Surely, Ponzer thought, the Hadza would be burning lots more calories on average than today’s typical Westerner; surely they’d show how sluggish our bodies have become.
On several trips in 2009 and 2010, he and his colleagues headed into the middle of the savanna, packing up a Land Rover with camping supplies, computers, solar panels, liquid nitrogen to freeze urine samples, and respirometry units to measure respiration.
In the dry, open terrain, they found study subjects among several Hadza families. For 11 days, they tracked the movements and energy burn of 13 men and 17 women ages 18 to 75, using a technique called doubly-labeled water — the best known way to measure the carbon dioxide we expel as we burn energy.
When they crunched the numbers, the results were astonishing.

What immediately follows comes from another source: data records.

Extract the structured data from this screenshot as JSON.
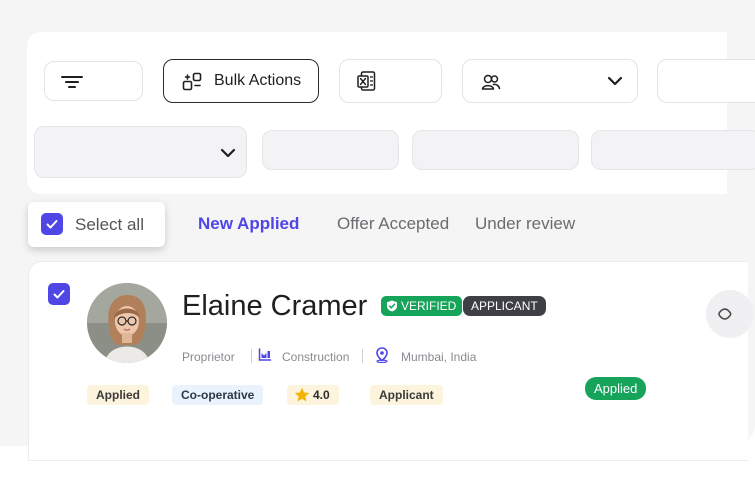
{
  "toolbar": {
    "bulk_actions_label": "Bulk Actions"
  },
  "selection": {
    "select_all_label": "Select all"
  },
  "tabs": [
    {
      "label": "New Applied",
      "active": true
    },
    {
      "label": "Offer Accepted",
      "active": false
    },
    {
      "label": "Under review",
      "active": false
    }
  ],
  "candidate": {
    "name": "Elaine Cramer",
    "verified_label": "VERIFIED",
    "role_badge": "APPLICANT",
    "occupation": "Proprietor",
    "industry": "Construction",
    "location": "Mumbai, India",
    "tags": [
      "Applied",
      "Co-operative",
      "4.0",
      "Applicant"
    ],
    "status": "Applied"
  },
  "colors": {
    "accent": "#4f46e5",
    "success": "#16a35a",
    "dark_badge": "#3f3f46",
    "tag_yellow": "#fdf4dd",
    "tag_blue": "#eaf3fc",
    "star": "#f4b400"
  }
}
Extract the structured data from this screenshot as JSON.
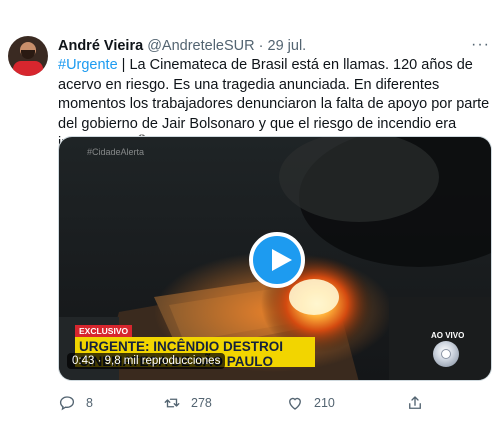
{
  "tweet": {
    "author": {
      "name": "André Vieira",
      "handle": "@AndreteleSUR",
      "separator": "·",
      "date": "29 jul."
    },
    "more_label": "···",
    "text": {
      "hashtag": "#Urgente",
      "body": " | La Cinemateca de Brasil está en llamas. 120 años de acervo en riesgo. Es una tragedia anunciada. En diferentes momentos los trabajadores denunciaron la falta de apoyo por parte del gobierno de Jair Bolsonaro y que el riesgo de incendio era inminente. 📽️Tv Record"
    },
    "video": {
      "watermark": "#CidadeAlerta",
      "exclusive_label": "EXCLUSIVO",
      "headline": "URGENTE: INCÊNDIO DESTROI CINEMATECA DE SÃO PAULO",
      "live_label": "AO VIVO",
      "duration": "0:43",
      "views": "9,8 mil reproducciones",
      "play_icon": "play-icon"
    },
    "actions": {
      "reply_count": "8",
      "retweet_count": "278",
      "like_count": "210"
    },
    "colors": {
      "accent": "#1d9bf0",
      "secondary_text": "#536471",
      "headline_bar": "#f2d500",
      "exclusive_bar": "#d7262e"
    }
  }
}
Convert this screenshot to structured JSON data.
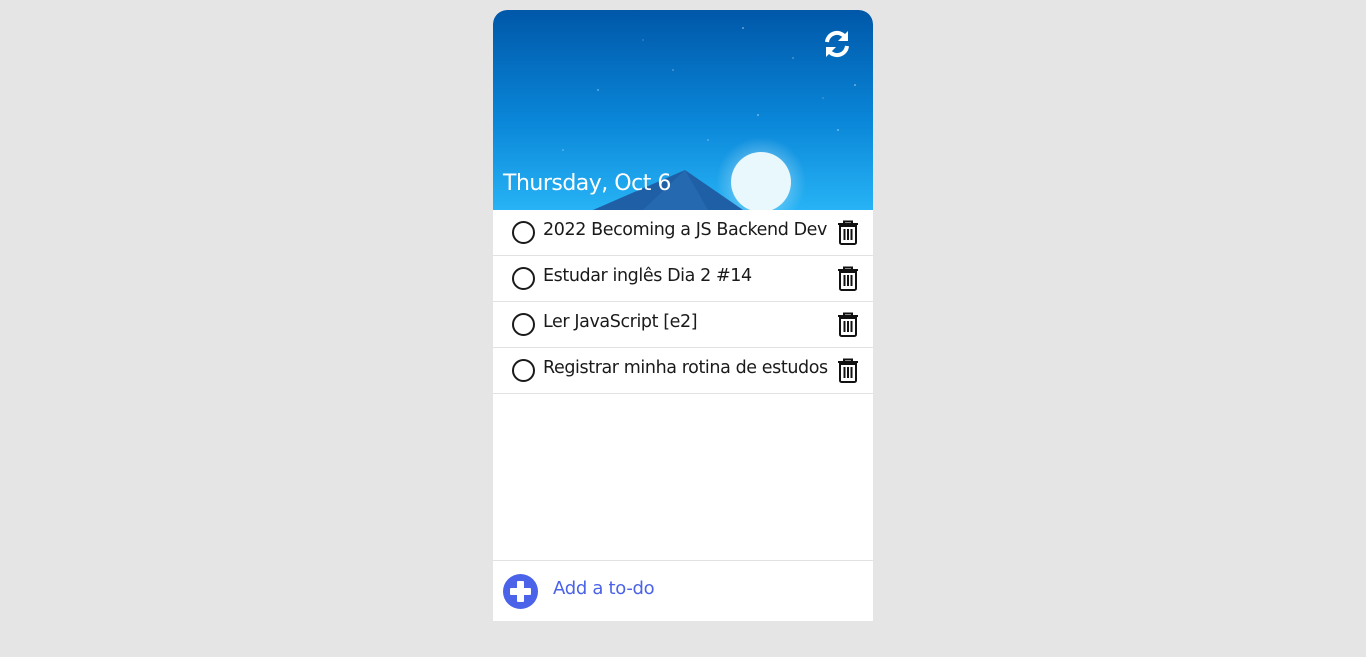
{
  "header": {
    "date": "Thursday, Oct 6",
    "refresh_icon": "refresh-icon"
  },
  "todos": [
    {
      "text": "2022 Becoming a JS Backend Dev",
      "done": false
    },
    {
      "text": "Estudar inglês Dia 2 #14",
      "done": false
    },
    {
      "text": "Ler JavaScript [e2]",
      "done": false
    },
    {
      "text": "Registrar minha rotina de estudos",
      "done": false
    }
  ],
  "footer": {
    "add_label": "Add a to-do",
    "add_icon": "plus-icon"
  },
  "colors": {
    "accent": "#4a63e8",
    "sky_top": "#0055a5",
    "sky_bottom": "#1ea7f0",
    "page_bg": "#e5e5e5"
  }
}
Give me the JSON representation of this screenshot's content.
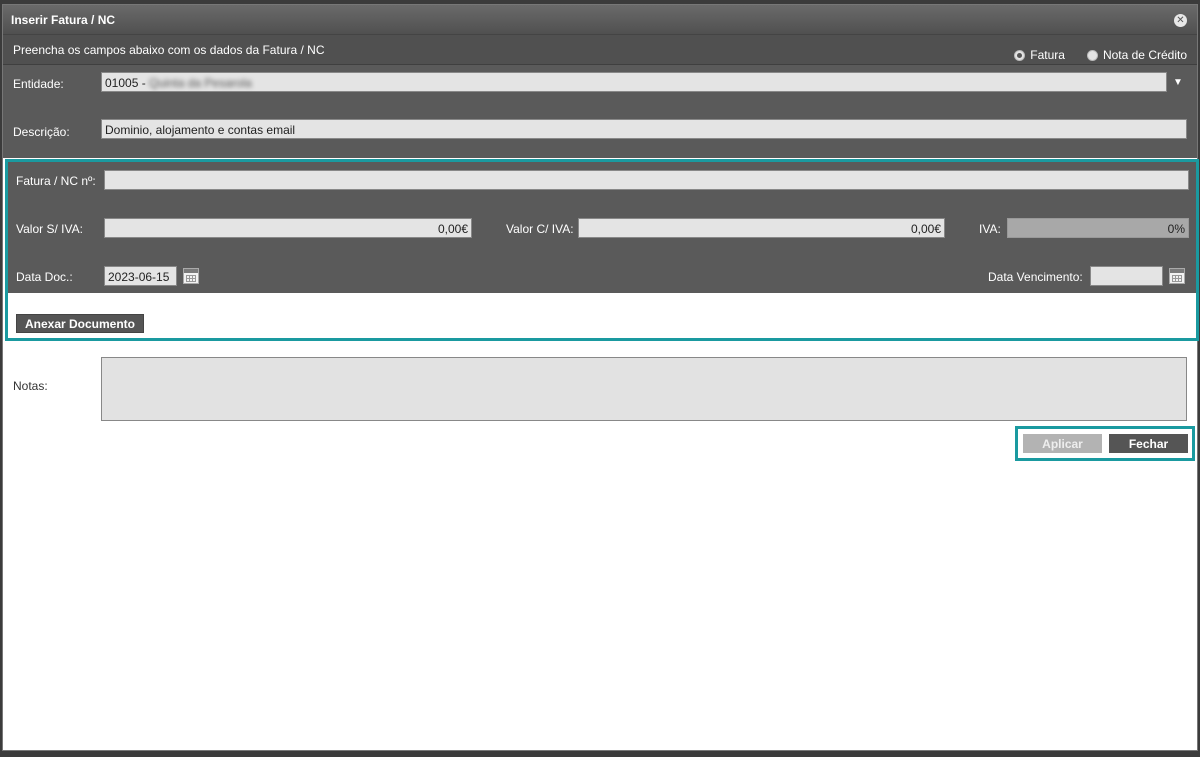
{
  "dialog": {
    "title": "Inserir Fatura / NC",
    "close_symbol": "✕"
  },
  "header": {
    "instructions": "Preencha os campos abaixo com os dados da Fatura / NC",
    "radio_options": [
      {
        "label": "Fatura",
        "selected": true
      },
      {
        "label": "Nota de Crédito",
        "selected": false
      }
    ]
  },
  "entity": {
    "label": "Entidade:",
    "code": "01005 -",
    "name_redacted": "Quinta da Pesarola"
  },
  "description": {
    "label": "Descrição:",
    "value": "Dominio, alojamento e contas email"
  },
  "invoice": {
    "number_label": "Fatura / NC nº:",
    "number_value": "",
    "value_excl_label": "Valor S/ IVA:",
    "value_excl": "0,00€",
    "value_incl_label": "Valor C/ IVA:",
    "value_incl": "0,00€",
    "vat_label": "IVA:",
    "vat_value": "0%",
    "doc_date_label": "Data Doc.:",
    "doc_date": "2023-06-15",
    "due_date_label": "Data Vencimento:",
    "due_date": "",
    "attach_label": "Anexar Documento"
  },
  "notes": {
    "label": "Notas:",
    "value": ""
  },
  "actions": {
    "apply_label": "Aplicar",
    "close_label": "Fechar"
  },
  "colors": {
    "highlight": "#1a9aa0",
    "panel": "#5a5a5a"
  }
}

“We were really surprised when the energy expenditure among the Hadza was no higher than it is for people in the US and Europe,” says Pontzer, who published the findings in 2012 in the journal PLoS One. While the hunter-gatherers were physically active and lean, they actually burned the same amount of calories every day as the average American or European, even after the researchers controlled for body size.